Type of innovation: Business model
Innovation leader: Shared leadership
In 1940, shortly after the end of the Spanish Civil War, Víctor Grifols i Lucas joined his father in the family business as technical director of the laboratory. Although post-war Spain presented a challenging environment, these were some of the most satisfying years of his professional life, a time when every problem was an opportunity to search for innovative solutions even if, in the words of Dr. Víctor, these often relied on “a cork and a shoestring”.
In 1957, with his friend Guillermo de Celis, he founded Gri-Cel, a company that manufactured instruments both for Laboratorios Grifols and for other companies. In addition to designing and manufacturing its own products, Gri-Cel was appointed as the Spanish distributor of a wide range of devices produced by overseas companies, and these international relationships would become a pillar of the company’s growth in the 1960s and 70s.
It was not until the 1990s, though, that a separate applied engineering department was created within Grifols, constituted originally by Víctor Grifols i Lucas and two engineers, and focusing primarily on developing clinical diagnostic and hospital pharmacy equipment.
Sharing knowledge and experience
Finally, in 2001, a separate subsidiary company – Grifols Engineering – was established, with the support of Juan Ignacio Twose, Grifols global industrial vice-president. Under the management of Sergi Roura, Grifols Engineering initially delivered pharmaceutical engineering projects for other Grifols group companies. It was organized into two areas – projects and applied engineering – and incorporated staff from other divisions or departments.
The creation of Grifols Engineering reflected a wider commitment on the part of Grifols to pursuing a strategy of vertical integration. As a result, Grifols had in-house expertise in the highly technical and complex processes upon which its activities relied. This was a vital source of added value, delivering major savings (between 20 and 40 percent) in the costs associated with the design and development both of specific equipment and of entire manufacturing plants.
Grifols pioneered this approach and was the only plasma products manufacturer to incorporate the in-house design and development of instruments and equipment into its business model. Its competitors generally made do with a maintenance department, and contracted larger engineering projects to consultants and third-party suppliers.
Supplying third parties
Grifols Engineering’s first external project was the SEVAC project to supply consultancy services and equipment to the Ministry of Health in the Czech Republic. This spurred the decision to establish a dedicated engineering consultancy unit.

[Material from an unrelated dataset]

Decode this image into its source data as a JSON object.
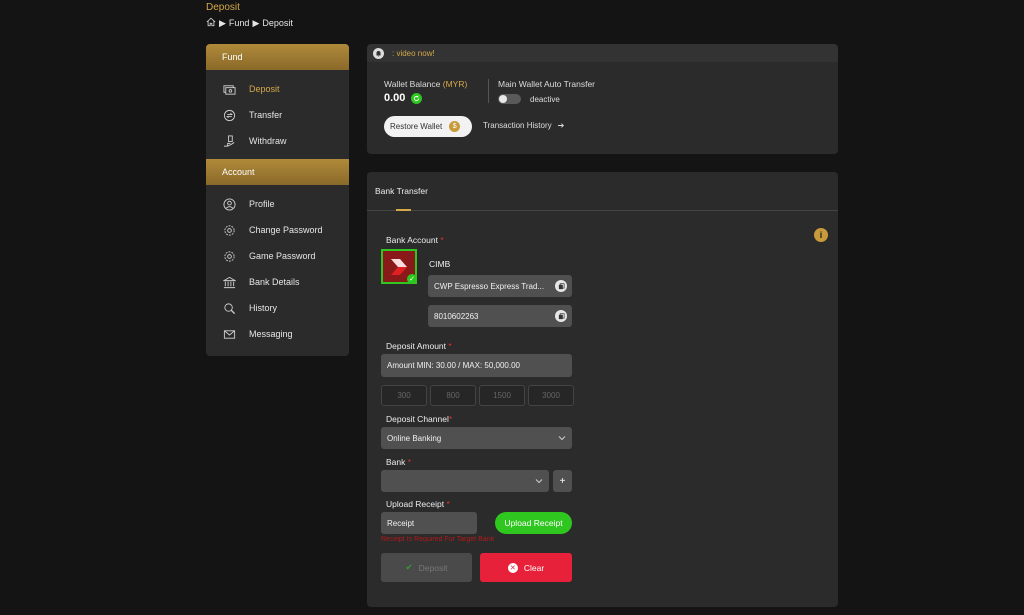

Today, Grifols Engineering not only sells equipment and devices but also provides technical consultancy services for pharmaceutical engineering and biopharmacy projects to third parties. The company’s range of high-tech solutions includes sterile filling systems, automated systems for opening plasma units, the supply and assembly of clean zones, and the design of specialized manufacturing facilities.
“Grifols pioneered this approach and was the only plasma products manufacturer to incorporate the in-house design and development of instruments and equipment into its business model. Its competitors generally made do with a maintenance department, and contracted larger engineering projects to consultants and third-party suppliers.”
- Grupo Grifols. (2000). Grifols Engineering, S.A. Creation of new company approved by the Board of Directors. Revista Cosmos: periódico para los colaboradores del Grupo Grifols, 18(4), 6.
- Grupo Grifols. (2006). Grifols Engineering at the Expoquimia Exhibition. Revista Cosmos: periódico para los colaboradores del Grupo Grifols, 36(1), 12.
- Avellà, R., & Miquel, B. (Eds.). (2015). Cuando un sueño se cumple. Crónica ilustrada de 75 años de Grifols. Barcelona: Grupo Grifols, S.A.